This concluding step instills the law with considerable power as it allows any ratifying nation to arrest a non-national on its own soil for an act of ecocide committed elsewhere, thereby extending its reach to US, China and other non-member states and shrinking the space for big polluters to operate. In other words, for example, the CEO of a US company that was committing ecocide in a country such as Uganda could be arrested while visiting its French operational office, so long as France had ratified the crime.

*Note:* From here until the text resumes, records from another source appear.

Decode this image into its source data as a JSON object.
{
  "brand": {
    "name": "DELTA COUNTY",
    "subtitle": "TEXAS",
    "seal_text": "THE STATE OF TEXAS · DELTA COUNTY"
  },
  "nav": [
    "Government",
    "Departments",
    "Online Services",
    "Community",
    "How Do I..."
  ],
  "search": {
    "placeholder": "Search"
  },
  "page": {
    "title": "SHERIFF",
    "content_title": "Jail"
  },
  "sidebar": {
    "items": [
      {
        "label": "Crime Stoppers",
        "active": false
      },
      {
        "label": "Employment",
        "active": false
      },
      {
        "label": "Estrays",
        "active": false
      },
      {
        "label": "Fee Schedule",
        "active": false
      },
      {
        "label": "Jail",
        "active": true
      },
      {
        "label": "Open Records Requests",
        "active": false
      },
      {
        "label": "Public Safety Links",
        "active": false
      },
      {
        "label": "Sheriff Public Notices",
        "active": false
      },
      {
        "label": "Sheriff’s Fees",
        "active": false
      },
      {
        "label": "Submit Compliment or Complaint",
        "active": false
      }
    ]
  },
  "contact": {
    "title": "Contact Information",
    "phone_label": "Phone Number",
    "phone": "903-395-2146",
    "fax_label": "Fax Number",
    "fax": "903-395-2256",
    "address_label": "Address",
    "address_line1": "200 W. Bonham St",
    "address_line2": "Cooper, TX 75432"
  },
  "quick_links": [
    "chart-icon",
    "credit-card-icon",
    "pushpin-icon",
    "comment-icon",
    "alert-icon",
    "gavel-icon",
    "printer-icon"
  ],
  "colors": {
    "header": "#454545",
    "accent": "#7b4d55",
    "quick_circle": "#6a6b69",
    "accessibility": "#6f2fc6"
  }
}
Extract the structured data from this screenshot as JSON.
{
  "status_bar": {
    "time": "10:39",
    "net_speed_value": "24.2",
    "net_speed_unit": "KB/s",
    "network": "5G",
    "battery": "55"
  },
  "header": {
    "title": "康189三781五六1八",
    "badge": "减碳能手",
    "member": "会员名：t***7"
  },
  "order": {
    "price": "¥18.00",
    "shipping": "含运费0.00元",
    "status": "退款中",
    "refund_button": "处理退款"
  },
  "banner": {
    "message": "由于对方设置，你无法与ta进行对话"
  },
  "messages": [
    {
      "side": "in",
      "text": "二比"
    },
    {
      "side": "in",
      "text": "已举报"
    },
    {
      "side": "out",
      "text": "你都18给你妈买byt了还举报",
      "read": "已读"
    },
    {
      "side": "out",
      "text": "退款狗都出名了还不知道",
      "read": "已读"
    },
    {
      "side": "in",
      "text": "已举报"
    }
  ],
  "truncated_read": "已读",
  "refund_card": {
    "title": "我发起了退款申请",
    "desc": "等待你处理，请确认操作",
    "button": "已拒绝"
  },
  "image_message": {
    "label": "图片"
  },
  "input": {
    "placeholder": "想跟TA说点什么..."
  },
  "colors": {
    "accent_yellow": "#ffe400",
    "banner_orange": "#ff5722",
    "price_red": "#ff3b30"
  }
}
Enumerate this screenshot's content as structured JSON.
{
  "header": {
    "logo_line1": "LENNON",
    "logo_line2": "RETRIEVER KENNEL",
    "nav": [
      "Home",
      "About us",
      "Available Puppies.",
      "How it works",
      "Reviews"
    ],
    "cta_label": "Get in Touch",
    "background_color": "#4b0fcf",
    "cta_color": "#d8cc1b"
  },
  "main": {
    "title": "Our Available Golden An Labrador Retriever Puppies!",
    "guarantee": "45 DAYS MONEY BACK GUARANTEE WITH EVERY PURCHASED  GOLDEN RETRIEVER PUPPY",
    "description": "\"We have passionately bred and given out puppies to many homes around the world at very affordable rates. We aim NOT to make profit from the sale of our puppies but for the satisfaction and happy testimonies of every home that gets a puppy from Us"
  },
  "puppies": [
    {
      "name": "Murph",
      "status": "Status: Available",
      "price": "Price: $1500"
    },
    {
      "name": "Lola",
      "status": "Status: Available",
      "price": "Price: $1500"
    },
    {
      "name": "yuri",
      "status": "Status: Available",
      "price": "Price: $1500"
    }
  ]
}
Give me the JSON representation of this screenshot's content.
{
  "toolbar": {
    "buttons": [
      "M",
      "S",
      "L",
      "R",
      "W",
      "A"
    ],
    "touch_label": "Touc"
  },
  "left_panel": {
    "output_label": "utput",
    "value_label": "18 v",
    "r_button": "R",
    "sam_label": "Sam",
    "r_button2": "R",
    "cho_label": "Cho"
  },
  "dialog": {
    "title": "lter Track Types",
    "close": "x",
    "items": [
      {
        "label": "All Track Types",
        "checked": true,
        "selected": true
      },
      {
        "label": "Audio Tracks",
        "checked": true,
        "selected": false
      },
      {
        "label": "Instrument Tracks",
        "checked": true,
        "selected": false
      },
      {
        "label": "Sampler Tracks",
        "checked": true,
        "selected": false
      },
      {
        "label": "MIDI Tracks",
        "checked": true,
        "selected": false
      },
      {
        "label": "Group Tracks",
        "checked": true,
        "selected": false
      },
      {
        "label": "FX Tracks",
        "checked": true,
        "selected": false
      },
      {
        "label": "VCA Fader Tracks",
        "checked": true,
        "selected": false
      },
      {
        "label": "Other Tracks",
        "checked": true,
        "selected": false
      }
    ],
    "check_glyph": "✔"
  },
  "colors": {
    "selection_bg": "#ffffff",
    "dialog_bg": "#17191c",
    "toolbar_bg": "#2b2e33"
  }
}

But even at the first step, the mere act of proposing the new law can affect the behaviour of corporations. Given its potential impact down the line, financiers and insurers may start to avoid dangerous investments that could leave a CEO looking like a war criminal. But questions remain on the likelihood of the legal text ever becoming law.“When push comes to shove. do governments really want to do this?” said Sands. “It may be that governments are lagging slightly behind but plainly there is something going on. It will happen one day.”The push towards enshrining ecocide in law is one of a range of emerging legal approaches to defend the natural world — alongside championing the human right to a healthy environment, convincing banks to stop financing destructive industries, and passing “rights-of-nature” legislation which recognises ecosystems’ right to exist as living beings that can be named as injured parties in litigation.Many of these new approaches draw on age-old, eco-friendly principles espoused by indigenous communities who have long seen the living world as a network of intertwined relationships — in which humans are just one part. Ideas around ecocide and the rights of nature emphasise the holistic connections shared between people and the planet as a whole, while rejecting the human-focused underpinning of conventional law.“It is going to be very hard to break away from that,” said Sands, who also teaches law at University College London. “It’s a long game but plainly something is happening that teaches us to recognise – as indigenous communities in South America and Africa have – that nature has a place and importance of its own.”Another key question is whether this law can be passed in time. The climate continues to heat up alongside a critical loss of habitats and biodiversity, all undermining the health of ecosystems and food chains on which human societies depend. Over the last 50 years, experts say that around a third of the world’s forests, half of its coral reefs and 85% of its wetlands have been destroyed, decimating wildlife populations.Making ecocide an arrestable crime holds great promise, striking at the heart of corporate immunity. The new law cannot come fast enough; others fear it could be too late.“International change comes in the face of catastrophe,” said Sands. “I worry about the capacity for people to change the legal order short of catastrophe. This pandemic may be very significant as it’s caused us to recognise our own frailties, our interconnectedness. That may be helpful in nudging us towards a greater engagement with the power of nature.”